Air Commodore Mike Barter CBE dedicated a new stone war memorial at a ceremony on Remembrance Sunday, in front of a large gathering outside the village hall and conducted a moving service of Remembrance to the ‘Fallen’, with the ‘Ode’ read by Richard Glover, Last Post and Reveille played by a bugler. Inside the hall, Air Commodore Barter dedicated another tribute to the five Greywell Fallen from WW1, made from five Tower of London Poppies, mounted in a glass case. The stories of the five men were framed on the wall surrounding the case.
On Wednesday 11th November at 11.00am, the Rev Jane Leese conducted a Remembrance Day service at the Village Hall to dedicate and bless the new memorial.
Much of the research material and photographs taken at the events can be viewed here.
A large number of people turned out in August 2014 at the Village Hall to commemorate the one hundredth anniversary of the commencement of WW1. Everyone present must have been struck by the solemnity of the moment and paused to consider the effects of the conflict that changed the world forever and the millions of people who lost their lives in the struggle.
Up and down the country, community groups have been researching how WW1 impacted on their town or village and have organised events to commemorate the men and women who were swept up in the tide of war.
In Greywell we formed a small group to do the same and applied for a grant from the Heritage Lottery Fund to help.
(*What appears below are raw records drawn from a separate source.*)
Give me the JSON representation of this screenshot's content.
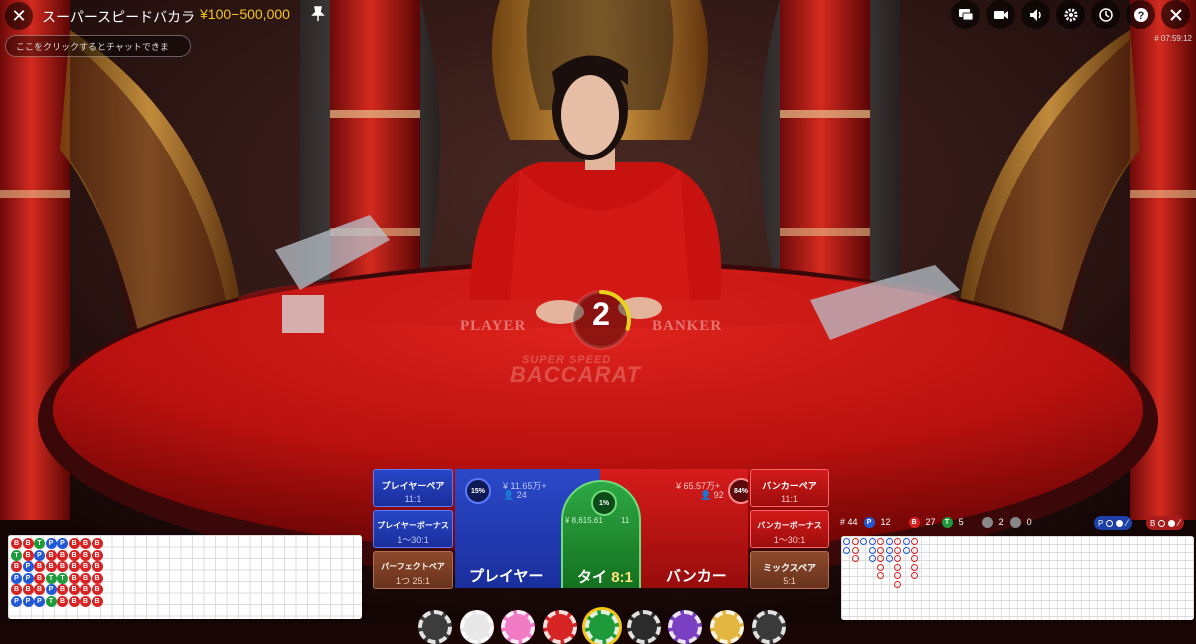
{
  "header": {
    "title": "スーパースピードバカラ",
    "limits": "¥100−500,000",
    "chat_placeholder": "ここをクリックするとチャットできま",
    "round_id": "# 07:59:12"
  },
  "toolbar": {
    "icons": [
      "chat-icon",
      "video-icon",
      "volume-icon",
      "settings-icon",
      "history-icon",
      "help-icon",
      "close-icon"
    ]
  },
  "timer": {
    "value": "2",
    "remaining_fraction": 0.3
  },
  "table": {
    "player_text": "PLAYER",
    "banker_text": "BANKER",
    "brand_sub": "SUPER SPEED",
    "brand_main": "BACCARAT"
  },
  "bets": {
    "player_pair": {
      "label": "プレイヤーペア",
      "odds": "11:1"
    },
    "player_bonus": {
      "label": "プレイヤーボーナス",
      "odds": "1〜30:1"
    },
    "perfect_pair": {
      "label": "パーフェクトペア",
      "odds": "1つ 25:1"
    },
    "player": {
      "label": "プレイヤー",
      "percent": "15%",
      "amount": "¥ 11.65万+",
      "players": "24"
    },
    "tie": {
      "label": "タイ",
      "odds": "8:1",
      "percent": "1%",
      "amount": "¥ 8,615.61",
      "players": "11"
    },
    "banker": {
      "label": "バンカー",
      "percent": "84%",
      "amount": "¥ 65.57万+",
      "players": "92"
    },
    "banker_pair": {
      "label": "バンカーペア",
      "odds": "11:1"
    },
    "banker_bonus": {
      "label": "バンカーボーナス",
      "odds": "1〜30:1"
    },
    "mix_pair": {
      "label": "ミックスペア",
      "odds": "5:1"
    }
  },
  "stats": {
    "round": "# 44",
    "player_wins": "12",
    "banker_wins": "27",
    "ties": "5",
    "player_pairs": "2",
    "banker_pairs": "0",
    "p_letter": "P",
    "b_letter": "B",
    "t_letter": "T"
  },
  "bead_road": {
    "columns": [
      [
        "B",
        "T",
        "B",
        "P",
        "B",
        "P"
      ],
      [
        "B",
        "B",
        "P",
        "P",
        "B",
        "P"
      ],
      [
        "T",
        "P",
        "B",
        "B",
        "B",
        "P"
      ],
      [
        "P",
        "B",
        "B",
        "T",
        "P",
        "T"
      ],
      [
        "P",
        "B",
        "B",
        "T",
        "B",
        "B"
      ],
      [
        "B",
        "B",
        "B",
        "B",
        "B",
        "B"
      ],
      [
        "B",
        "B",
        "B",
        "B",
        "B",
        "B"
      ],
      [
        "B",
        "B",
        "B",
        "B",
        "B",
        "B"
      ]
    ],
    "colors": {
      "P": "#2257d6",
      "B": "#d62323",
      "T": "#1e9a3a"
    }
  },
  "big_road_colors": {
    "player": "#2257d6",
    "banker": "#d62323",
    "tie": "#1e9a3a"
  },
  "chips": [
    "#3c3c3c",
    "#e8e8e8",
    "#f07ac4",
    "#d62323",
    "#1e9a3a",
    "#2b2b2b",
    "#7b3fc4",
    "#e2b640",
    "#3a3a3a"
  ]
}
Reproduced below is a summary of the application which set out our aims and objectives.
The objective of the project is to bring an important part of Greywell’s heritage alive by commemorating the part played by villagers in World War 1. A total of 36 men from Greywell joined the armed forces and fought in the conflict. We know that five were killed and others injured. It is believed there were numerous decorations and awards granted to the village's servicemen.
Greywell has no war memorial. Part of the plan is to commission a new stone memorial in front of the village hall, engraved with the names of the five from the First, (and the two from the Second) World War who fell. In addition, we plan to install a display cabinet holding five of the ‘Tower of London Poppies’ and framed citations giving a brief history of the men who did not return.
We aim to hold two days of events over the Remembrance weekend 7th and 8th November 2015 culminating in the unveiling and dedication ceremony of the two structures. The educational aspect is also important. This will be represented in a number of ways:
The ultimate objective is that the new memorials will become an integral part of future remembrance while the related talks, events and studies will bring back to life the heritage of the village 100 years ago.
In May 2015 we were successful in being awarded a generous grant by the Heritage Lottery Fund. Planning and research has continued since then and our programme of events is now published for November 2015.
Over the coming weeks we will add some of the stories of the 'Greywell Men' to this site. The full research information will be available at the exhibition.
You can also click the link to check out other WW1 information sites.
No documents available at the moment